After a two-year frenzy, retail investor participation and new account openings in places like South Korea and India are showing signs of fatigue. That could reduce volatility and crowded trades in markets in 2022, allowing for more participation by fundamental-based overseas investors
Traders looking for a turnaround in Asian stocks in 2022 will be keeping a watchful eye on Chinese stimulus, the direction of the dollar, fading retail participation and the outlook for equity listings.
The case for a rebound should be aided by lower valuations after the MSCI Asia Pacific Index underperformed its global counterpart by around 20 percentage points last year. It declined some 4% with China’s regulatory crackdown and slower growth weighing on the index, but investors are hopeful that Beijing’s return to pro-growth policies and higher vaccination rates in the region will reverse the trend this year.
“It’s possible that Asian stocks outperform their global peers” as regional economies should start to see greater benefits from higher levels of vaccinations and reopenings, said David Chao, global market strategist for Asia Pacific ex-Japan at Invesco.
Here are five areas of focus for Asia investors as they navigate the new year:
Traders expect mainland stocks to recover this year as Beijing pledges to bolster slowing economic growth dragged by a property slump and weak consumption. Various ministries have vowed support including greater cuts in fees and taxes, while the People’s Bank of China is already pumping more liquidity into the financial system. Further easing measures are also expected.
Political events such as the National People’s Congress in March will be closely watched for more cues on pro-growth policies and the “common prosperity” drive. The 20th Party Congress in the second half of 2022 is also important because it could cement President Xi Jinping ruling for life.
And after a year of regulation that battered tech, private tutoring and property stocks, BlackRock Inc. and HSBC Holdings Plc are among those saying the worst of China’s regulatory crackdown may have passed. “It seems important to have a focus on stability and growth in such an important year — and not restructuring and new regulations,” said Herald van der Linde, HSBC’s head of equity strategy for Asia Pacific.

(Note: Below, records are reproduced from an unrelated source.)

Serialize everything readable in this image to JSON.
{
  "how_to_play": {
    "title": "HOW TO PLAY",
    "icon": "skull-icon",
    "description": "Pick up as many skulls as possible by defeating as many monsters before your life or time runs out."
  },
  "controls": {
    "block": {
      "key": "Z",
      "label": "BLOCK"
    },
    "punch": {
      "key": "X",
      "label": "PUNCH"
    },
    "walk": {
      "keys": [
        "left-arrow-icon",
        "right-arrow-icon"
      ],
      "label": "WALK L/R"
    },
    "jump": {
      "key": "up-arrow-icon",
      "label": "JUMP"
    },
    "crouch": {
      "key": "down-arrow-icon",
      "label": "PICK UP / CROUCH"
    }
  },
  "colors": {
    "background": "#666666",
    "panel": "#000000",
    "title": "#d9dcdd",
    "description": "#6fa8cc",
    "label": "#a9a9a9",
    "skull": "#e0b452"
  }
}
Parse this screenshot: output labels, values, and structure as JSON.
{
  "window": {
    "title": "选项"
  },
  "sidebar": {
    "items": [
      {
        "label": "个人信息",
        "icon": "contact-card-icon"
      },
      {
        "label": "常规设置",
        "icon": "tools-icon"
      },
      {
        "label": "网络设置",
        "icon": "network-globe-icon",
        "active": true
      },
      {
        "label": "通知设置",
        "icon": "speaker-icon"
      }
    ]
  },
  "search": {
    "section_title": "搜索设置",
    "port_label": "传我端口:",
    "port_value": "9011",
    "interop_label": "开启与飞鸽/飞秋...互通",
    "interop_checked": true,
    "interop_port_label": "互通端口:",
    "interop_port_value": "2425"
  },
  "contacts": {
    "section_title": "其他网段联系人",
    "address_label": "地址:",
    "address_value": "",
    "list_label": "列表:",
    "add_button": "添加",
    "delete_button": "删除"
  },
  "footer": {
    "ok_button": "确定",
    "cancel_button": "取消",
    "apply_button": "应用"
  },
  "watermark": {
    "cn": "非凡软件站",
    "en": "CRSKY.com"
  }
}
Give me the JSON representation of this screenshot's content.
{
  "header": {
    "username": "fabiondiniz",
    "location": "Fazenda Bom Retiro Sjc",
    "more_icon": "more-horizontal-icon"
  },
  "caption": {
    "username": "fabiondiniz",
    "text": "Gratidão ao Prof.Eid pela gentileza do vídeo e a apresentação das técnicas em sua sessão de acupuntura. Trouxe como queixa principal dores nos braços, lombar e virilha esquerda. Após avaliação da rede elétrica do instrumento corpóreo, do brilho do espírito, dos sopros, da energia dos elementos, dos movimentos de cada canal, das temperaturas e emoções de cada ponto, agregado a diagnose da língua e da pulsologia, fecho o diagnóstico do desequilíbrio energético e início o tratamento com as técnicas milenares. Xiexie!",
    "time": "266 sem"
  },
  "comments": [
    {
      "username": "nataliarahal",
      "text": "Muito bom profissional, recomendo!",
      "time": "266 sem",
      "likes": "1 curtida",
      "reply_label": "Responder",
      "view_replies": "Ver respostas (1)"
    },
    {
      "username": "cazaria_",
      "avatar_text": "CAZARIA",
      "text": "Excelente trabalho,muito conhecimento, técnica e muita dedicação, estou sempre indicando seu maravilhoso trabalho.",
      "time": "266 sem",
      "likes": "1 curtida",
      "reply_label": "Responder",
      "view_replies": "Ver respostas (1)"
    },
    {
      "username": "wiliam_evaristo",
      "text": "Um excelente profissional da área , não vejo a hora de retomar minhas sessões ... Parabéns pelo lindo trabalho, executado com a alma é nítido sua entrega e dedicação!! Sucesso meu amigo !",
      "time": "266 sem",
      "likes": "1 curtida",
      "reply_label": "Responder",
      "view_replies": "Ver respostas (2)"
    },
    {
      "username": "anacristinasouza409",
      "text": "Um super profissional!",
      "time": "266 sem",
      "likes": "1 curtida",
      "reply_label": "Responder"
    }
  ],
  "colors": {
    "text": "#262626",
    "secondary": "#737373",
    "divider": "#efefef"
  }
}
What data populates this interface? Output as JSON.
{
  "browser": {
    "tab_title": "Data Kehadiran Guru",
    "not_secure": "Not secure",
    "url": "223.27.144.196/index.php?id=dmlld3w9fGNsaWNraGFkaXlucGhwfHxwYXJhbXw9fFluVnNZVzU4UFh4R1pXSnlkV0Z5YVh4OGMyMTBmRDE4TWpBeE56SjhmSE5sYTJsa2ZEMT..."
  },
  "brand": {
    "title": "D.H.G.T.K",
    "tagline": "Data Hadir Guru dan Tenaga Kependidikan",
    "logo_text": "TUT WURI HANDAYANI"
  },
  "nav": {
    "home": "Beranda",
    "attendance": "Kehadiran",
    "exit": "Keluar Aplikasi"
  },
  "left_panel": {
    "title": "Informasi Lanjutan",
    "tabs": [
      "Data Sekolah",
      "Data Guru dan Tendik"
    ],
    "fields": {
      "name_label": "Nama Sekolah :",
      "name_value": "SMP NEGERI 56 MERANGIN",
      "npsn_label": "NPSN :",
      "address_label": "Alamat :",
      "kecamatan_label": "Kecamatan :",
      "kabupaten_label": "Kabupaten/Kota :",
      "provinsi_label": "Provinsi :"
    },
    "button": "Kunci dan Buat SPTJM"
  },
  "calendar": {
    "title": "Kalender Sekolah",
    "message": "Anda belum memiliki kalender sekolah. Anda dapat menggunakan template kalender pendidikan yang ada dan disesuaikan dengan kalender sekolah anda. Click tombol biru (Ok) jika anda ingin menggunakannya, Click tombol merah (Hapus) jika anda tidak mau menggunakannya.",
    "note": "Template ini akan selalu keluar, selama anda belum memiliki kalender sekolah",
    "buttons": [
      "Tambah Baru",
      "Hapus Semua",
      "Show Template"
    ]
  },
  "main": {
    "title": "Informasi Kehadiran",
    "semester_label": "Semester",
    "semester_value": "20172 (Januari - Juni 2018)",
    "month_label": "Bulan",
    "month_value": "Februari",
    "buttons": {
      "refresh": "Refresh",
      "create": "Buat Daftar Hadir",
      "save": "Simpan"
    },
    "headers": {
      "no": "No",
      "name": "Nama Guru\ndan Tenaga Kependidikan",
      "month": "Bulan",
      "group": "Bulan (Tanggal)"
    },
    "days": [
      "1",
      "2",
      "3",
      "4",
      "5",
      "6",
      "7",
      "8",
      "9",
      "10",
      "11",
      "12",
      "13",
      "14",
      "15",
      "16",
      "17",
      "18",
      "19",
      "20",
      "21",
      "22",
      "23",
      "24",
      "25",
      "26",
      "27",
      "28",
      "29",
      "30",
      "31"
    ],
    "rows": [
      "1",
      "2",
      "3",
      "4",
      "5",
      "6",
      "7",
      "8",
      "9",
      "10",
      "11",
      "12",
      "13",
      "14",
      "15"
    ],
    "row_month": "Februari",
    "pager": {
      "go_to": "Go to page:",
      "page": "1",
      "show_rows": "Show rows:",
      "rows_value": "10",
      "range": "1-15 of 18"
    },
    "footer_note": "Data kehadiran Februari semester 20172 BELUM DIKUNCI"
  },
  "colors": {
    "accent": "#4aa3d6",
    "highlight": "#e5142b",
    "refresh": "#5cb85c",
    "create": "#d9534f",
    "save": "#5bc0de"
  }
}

China, the only country in the world now with a Covid Zero policy, will likely keep its borders shut ahead of the Winter Olympics in February given the resurgence of domestic virus cases. But once international borders open, it could be a major catalyst for cyclical shares from airlines to luxury stocks across the region, with Chinese tourists the biggest spenders in the world.
“In terms of expectations, there’s very little priced in for the reopening of China,” said Zhikai Chen, head of Asian equities at BNP Paribas Asset Management.
On the other hand, more lockdowns could send shock waves through Asian supply chains. Regional giants such as Samsung Electronics Co. and BYD Co. are already facing production issues in Xi’an.
With the Federal Reserve tapering stimulus and expected to hike rates at least three times next year, a stronger dollar’s impact on Asian assets is a concern. Together with weaker Chinese growth, it could weigh on commodities and currencies in 2022, adding to constraints on emerging Asian economies at a time of domestic monetary policy tightening.
Southeast Asian shares look particularly vulnerable to capital outflows as omicron spreads, although a repeat of the 2013 taper tantrum is unlikely. Still, a weaker yen is good for Japan’s exporter-heavy stock market.
JPMorgan Asset Management strategist Tai Hui sees the Fed communicating adequately “to prevent sharp swings in bond yields, interest rates and exchange rates,” limiting the negative impact on Asian stocks.
After a two-year frenzy, retail investor participation and new account openings in places like South Korea and India are showing signs of fatigue. That could reduce volatility and crowded trades in markets in 2022, allowing for more participation by fundamental-based overseas investors.
“A lot of foreign investors who tend to be more fundamental would start looking at Korean stocks again,” Chetan Seth, Asia Pacific equity strategist at Nomura Holdings Inc. said at a briefing this month. “We are expecting two rate hikes from Taiwan’s central bank sometime in 2022, and that could be the catalyst which just slows down retail trading participation.”
After a tumultuous year for Hong Kong stock listings, investors will be looking forward to a number of so-called homecoming IPOs including Didi Global Inc. Appetite for those listings could cool, however, on account of China’s regulatory tightening.
Meanwhile, the blank-check company craze could finally make its way to Asia, as the first wave of special purpose acquisition companies gain clearance to list in Singapore and Hong Kong rolls out a rulebook.